From the entries, filter out every line that lacks "size" and copy the rest.
+ + +
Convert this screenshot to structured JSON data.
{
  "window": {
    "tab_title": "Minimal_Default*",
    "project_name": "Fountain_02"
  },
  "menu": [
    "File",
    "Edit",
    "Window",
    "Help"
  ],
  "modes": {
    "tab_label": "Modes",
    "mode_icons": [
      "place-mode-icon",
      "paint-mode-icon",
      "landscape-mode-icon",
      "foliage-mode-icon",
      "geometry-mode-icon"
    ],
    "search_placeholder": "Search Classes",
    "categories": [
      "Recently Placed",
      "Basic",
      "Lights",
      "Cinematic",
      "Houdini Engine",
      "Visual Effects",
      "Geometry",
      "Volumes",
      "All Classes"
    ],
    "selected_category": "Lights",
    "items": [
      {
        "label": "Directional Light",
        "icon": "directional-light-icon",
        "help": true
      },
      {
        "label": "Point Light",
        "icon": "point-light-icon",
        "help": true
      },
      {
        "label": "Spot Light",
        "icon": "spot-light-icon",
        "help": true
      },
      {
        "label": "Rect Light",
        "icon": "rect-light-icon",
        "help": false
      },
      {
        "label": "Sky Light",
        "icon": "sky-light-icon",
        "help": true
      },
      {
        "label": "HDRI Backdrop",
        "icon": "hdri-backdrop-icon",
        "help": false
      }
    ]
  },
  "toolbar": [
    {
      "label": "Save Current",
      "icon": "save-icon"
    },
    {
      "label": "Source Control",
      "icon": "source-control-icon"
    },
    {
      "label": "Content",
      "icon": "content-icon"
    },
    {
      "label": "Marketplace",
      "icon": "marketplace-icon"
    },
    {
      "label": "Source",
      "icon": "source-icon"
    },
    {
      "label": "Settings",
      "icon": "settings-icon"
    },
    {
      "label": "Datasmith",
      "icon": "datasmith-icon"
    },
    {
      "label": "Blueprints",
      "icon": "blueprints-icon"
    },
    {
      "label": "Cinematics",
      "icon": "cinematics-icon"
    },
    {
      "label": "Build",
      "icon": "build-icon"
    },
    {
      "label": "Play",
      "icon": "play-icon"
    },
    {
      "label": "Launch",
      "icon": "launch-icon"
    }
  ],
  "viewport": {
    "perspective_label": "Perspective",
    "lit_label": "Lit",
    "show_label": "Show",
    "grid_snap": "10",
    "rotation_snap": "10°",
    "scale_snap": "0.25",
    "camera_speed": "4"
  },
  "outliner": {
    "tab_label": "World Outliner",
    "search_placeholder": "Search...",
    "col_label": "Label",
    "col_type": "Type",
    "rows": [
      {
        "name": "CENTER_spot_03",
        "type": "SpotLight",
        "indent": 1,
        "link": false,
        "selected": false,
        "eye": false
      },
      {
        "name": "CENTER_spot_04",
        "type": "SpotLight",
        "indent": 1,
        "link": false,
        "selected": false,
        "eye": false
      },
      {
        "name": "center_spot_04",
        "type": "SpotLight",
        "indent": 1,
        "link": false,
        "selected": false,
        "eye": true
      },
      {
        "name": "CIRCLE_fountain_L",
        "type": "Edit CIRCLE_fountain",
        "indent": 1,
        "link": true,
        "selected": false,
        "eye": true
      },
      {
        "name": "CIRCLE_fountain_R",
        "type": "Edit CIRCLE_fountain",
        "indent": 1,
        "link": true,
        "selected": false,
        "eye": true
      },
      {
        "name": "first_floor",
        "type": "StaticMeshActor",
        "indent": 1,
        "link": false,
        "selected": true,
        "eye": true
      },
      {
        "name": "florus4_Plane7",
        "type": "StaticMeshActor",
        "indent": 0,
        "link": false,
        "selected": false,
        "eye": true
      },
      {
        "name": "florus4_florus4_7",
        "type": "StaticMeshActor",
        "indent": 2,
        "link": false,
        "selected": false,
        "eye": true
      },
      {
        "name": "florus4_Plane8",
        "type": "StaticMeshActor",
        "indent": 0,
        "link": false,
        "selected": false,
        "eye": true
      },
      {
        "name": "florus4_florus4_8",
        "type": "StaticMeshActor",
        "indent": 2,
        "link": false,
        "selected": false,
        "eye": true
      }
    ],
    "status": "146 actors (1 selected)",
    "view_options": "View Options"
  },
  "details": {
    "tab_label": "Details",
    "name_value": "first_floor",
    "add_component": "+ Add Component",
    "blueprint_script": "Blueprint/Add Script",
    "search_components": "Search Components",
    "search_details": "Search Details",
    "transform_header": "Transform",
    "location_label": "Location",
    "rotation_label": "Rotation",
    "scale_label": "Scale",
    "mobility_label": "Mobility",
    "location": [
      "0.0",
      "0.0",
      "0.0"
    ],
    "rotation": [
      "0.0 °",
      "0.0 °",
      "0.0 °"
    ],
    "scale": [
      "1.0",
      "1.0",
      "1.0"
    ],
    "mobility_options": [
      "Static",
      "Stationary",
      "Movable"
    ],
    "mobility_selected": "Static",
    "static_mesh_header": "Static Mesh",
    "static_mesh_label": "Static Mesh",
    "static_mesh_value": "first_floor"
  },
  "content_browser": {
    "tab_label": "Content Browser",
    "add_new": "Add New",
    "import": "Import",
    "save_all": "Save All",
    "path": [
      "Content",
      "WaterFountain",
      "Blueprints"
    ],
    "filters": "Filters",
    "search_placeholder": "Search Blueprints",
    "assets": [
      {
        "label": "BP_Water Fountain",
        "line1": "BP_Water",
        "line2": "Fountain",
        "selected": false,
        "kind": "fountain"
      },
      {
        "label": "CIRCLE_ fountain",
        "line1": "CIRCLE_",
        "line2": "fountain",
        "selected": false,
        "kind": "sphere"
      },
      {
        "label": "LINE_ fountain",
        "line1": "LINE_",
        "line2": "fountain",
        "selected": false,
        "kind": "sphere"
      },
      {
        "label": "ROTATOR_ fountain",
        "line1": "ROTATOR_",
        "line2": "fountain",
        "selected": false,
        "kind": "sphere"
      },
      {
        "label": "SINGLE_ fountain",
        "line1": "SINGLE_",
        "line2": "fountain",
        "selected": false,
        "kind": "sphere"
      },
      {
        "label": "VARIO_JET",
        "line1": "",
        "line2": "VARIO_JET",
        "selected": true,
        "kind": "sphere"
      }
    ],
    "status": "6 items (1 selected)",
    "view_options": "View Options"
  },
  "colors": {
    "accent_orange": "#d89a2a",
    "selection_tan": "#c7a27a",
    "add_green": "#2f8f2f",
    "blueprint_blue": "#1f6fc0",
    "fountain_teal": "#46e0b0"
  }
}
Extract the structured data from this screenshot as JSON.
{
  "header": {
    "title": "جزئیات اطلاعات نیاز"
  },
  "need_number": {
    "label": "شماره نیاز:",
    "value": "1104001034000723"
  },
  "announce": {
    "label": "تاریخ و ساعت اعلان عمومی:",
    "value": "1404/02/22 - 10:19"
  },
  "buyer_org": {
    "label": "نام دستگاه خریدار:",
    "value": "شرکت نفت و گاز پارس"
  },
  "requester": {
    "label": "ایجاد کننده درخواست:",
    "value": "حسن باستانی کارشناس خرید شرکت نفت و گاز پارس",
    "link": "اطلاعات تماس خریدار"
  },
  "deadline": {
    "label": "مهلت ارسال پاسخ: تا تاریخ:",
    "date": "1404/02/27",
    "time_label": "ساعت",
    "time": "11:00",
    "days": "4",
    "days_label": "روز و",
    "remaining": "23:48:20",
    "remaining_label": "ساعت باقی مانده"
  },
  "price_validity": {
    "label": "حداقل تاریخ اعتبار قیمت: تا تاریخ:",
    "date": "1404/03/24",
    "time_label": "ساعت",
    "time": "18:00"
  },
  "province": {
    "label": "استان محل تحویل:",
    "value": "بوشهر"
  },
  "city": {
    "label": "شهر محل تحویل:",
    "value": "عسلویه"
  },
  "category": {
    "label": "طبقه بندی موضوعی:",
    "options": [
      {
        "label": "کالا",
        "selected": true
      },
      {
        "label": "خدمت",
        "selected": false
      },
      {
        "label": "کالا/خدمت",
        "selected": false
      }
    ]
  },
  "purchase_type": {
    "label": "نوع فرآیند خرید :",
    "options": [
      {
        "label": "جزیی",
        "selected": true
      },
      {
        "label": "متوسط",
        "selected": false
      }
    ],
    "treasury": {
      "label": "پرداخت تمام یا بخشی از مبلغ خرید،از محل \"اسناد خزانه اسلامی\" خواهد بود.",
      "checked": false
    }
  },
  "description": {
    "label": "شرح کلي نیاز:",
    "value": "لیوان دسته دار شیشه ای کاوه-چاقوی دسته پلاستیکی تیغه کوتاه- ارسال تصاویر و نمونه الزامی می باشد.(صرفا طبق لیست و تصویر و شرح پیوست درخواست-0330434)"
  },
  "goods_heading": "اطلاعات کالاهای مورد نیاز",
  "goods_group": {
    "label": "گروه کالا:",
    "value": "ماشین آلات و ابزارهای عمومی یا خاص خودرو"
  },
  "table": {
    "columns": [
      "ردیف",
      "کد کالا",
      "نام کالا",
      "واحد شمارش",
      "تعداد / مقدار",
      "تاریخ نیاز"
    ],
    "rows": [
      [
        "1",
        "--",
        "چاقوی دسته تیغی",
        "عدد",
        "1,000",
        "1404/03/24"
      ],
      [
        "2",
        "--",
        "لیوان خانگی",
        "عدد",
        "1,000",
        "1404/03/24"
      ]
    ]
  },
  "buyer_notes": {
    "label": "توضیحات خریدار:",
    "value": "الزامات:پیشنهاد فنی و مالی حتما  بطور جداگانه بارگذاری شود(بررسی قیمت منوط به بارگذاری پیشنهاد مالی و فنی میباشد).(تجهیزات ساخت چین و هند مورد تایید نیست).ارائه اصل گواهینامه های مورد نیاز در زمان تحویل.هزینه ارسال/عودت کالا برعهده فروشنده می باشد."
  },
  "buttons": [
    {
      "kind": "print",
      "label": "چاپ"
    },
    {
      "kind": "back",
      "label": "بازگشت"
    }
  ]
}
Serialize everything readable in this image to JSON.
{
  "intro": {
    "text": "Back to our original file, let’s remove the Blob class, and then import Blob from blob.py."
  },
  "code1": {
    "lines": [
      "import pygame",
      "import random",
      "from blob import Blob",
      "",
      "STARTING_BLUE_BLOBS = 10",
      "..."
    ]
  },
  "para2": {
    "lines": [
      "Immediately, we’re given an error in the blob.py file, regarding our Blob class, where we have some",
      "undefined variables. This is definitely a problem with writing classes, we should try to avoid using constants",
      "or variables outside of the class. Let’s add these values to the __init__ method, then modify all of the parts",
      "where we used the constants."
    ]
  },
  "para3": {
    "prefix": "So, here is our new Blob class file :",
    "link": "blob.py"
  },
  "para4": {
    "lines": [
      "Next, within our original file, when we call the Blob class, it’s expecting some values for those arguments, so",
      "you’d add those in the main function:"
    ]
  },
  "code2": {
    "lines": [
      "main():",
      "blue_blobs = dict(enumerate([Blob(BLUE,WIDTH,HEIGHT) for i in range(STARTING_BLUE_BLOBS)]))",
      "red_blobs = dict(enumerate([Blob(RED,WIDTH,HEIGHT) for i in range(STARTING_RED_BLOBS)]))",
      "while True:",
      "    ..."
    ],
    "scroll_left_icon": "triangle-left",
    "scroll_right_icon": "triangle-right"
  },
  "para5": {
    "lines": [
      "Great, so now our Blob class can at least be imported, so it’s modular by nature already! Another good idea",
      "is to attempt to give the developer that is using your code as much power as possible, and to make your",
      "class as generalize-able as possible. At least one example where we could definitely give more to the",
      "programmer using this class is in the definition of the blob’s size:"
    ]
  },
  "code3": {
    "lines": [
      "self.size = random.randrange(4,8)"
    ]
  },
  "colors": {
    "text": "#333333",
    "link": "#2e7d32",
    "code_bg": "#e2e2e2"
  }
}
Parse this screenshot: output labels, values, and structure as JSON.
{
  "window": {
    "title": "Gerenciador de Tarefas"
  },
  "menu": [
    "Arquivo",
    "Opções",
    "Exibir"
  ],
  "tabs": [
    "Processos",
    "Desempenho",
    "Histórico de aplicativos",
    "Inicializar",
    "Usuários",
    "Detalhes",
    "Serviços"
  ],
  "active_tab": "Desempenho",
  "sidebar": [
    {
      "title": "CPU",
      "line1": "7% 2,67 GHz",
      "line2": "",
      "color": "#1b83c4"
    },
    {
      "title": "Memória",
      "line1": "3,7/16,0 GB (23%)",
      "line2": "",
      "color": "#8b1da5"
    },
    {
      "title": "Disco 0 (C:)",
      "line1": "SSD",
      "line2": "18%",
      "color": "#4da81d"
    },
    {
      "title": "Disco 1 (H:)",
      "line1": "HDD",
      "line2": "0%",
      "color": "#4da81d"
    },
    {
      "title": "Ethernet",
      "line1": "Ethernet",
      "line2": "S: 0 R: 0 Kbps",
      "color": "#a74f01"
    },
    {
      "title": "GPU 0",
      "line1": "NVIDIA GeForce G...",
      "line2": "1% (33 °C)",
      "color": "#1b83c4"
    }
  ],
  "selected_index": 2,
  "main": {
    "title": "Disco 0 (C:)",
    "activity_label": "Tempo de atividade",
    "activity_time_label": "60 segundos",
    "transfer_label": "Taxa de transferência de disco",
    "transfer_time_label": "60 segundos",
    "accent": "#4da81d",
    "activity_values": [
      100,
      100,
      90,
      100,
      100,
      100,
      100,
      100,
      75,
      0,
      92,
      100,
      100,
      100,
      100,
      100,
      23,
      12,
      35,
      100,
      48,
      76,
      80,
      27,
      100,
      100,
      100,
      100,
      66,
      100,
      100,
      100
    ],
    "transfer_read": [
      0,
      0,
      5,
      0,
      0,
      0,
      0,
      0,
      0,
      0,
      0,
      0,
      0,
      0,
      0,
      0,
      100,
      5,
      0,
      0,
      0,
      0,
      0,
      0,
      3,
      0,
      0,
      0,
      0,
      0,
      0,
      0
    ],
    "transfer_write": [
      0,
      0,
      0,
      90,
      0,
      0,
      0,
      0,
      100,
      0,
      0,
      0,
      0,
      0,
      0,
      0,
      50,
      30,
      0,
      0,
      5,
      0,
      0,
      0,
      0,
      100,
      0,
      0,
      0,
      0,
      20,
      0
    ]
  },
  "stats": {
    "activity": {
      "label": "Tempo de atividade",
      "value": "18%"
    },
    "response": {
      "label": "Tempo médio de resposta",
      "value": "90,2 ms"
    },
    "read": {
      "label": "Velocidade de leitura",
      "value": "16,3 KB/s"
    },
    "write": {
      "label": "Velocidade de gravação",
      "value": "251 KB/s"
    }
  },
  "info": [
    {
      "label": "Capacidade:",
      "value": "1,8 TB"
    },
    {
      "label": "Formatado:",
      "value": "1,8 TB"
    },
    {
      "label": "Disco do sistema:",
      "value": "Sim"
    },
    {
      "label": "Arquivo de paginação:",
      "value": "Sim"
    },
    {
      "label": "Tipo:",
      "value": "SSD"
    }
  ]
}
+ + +
- [Expected output]
      "programmer using this class is in the definition of the blob’s size:"
      "self.size = random.randrange(4,8)"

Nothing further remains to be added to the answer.